88. Finally, the importance of this subject should be noticed. Few things more necessary for a correct understanding of the New Testament than a precise acquaintance with the common prepositions. The prepositions therefore should always be singled out from the vocabularies for special attention, and when new prepositions are learned the old ones should be reviewed.

89. Exercises

I. 1. o maqjta tn profjtn mnousin n t ksm. 2. o kako bllousin lqouv ev tn okon tn maqjtn. 3. qev pmpei tov gglouv ev tn kmon. 4. proftjv pmpei tov maqjtv to kurou k tn okwn ev tn kkljsan. 5. qev gerei tov nekrov k qantou. 6. lambnete t kal dra p tn tkwn. 7. gomen t tkna k tn okwn. 8. met tov gglouv pmpei qev tn un. 9. met tn ggelwn gei kriov tov dikaouv ev tn orann. 10. di tn dn tv rmou frousin o doloi t dra ev llon tpon. 11. di tn grafn tn profjtn ginskomen tn krion. 12. di tn dxan to qeo gerei kriov tov nekrov. 13. frousin tov nekrov ev tn rjmon. 14. o maqjta didskousi t gaq tkna n t kkljs. 15. di tn lqeian blpousin o maqjta tov gaqov dolouv ka tov uov tn profjtn prv tov mikrov okouv tn maqjtn. 16. di tn lqeian blpousin o proftai tn qnaton. 17. p tv rmou gousin o maqjta tov gaqov dolouv ka tov uov tn profjtn prv tov mikrov okouv tn maqjtn.
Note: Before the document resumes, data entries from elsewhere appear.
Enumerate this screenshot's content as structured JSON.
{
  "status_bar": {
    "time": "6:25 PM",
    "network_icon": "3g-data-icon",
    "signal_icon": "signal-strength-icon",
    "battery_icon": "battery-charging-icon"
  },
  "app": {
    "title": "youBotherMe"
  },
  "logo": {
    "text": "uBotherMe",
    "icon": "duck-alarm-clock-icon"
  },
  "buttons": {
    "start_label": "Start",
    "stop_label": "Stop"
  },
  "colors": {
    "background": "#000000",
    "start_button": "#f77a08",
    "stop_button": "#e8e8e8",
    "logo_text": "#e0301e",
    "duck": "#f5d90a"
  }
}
18. di tn basilean to qeo fromen t kak. 19. di tv yucv tn delfn blpei kak. 20. kalv oranv; kakv ksmov.

II. 1. In the world we have death, and in the Church life. 2. The prophets lead the righteous disciples of the Lord into the way of the desert. 3. The child is throwing a stone into the little house. 4. The man is saying a good word to the disciples and is leading the disciples to the Lord.1 1 5. The disciples are remaining in the church and are saying a parable to the other prophets. 6. Through the voice of the prophet the Lord is teaching the disciples. 7. On account of the Church the disciples and the apostles write good words to the brethren. 8. On account of the children the prophet is sending the evil men into the desert. 9. After the Lord the apostle sees the disciple. 10. The prophets are teaching the disciples with the children. 11. They are bringing the disciples to the Lord. 12. The Lord is remaining with the prophet in another place. 13. The righteous are leading the disciples through the desert to the Lord. 14. We see the days of the Son of God in the evil world. 15. Evil are the days; good are the churches. 16. Through the word of the Lord God raises the dead.


1 1Care should be taken to distinguish the two ways in which the English word to is used in this sentence.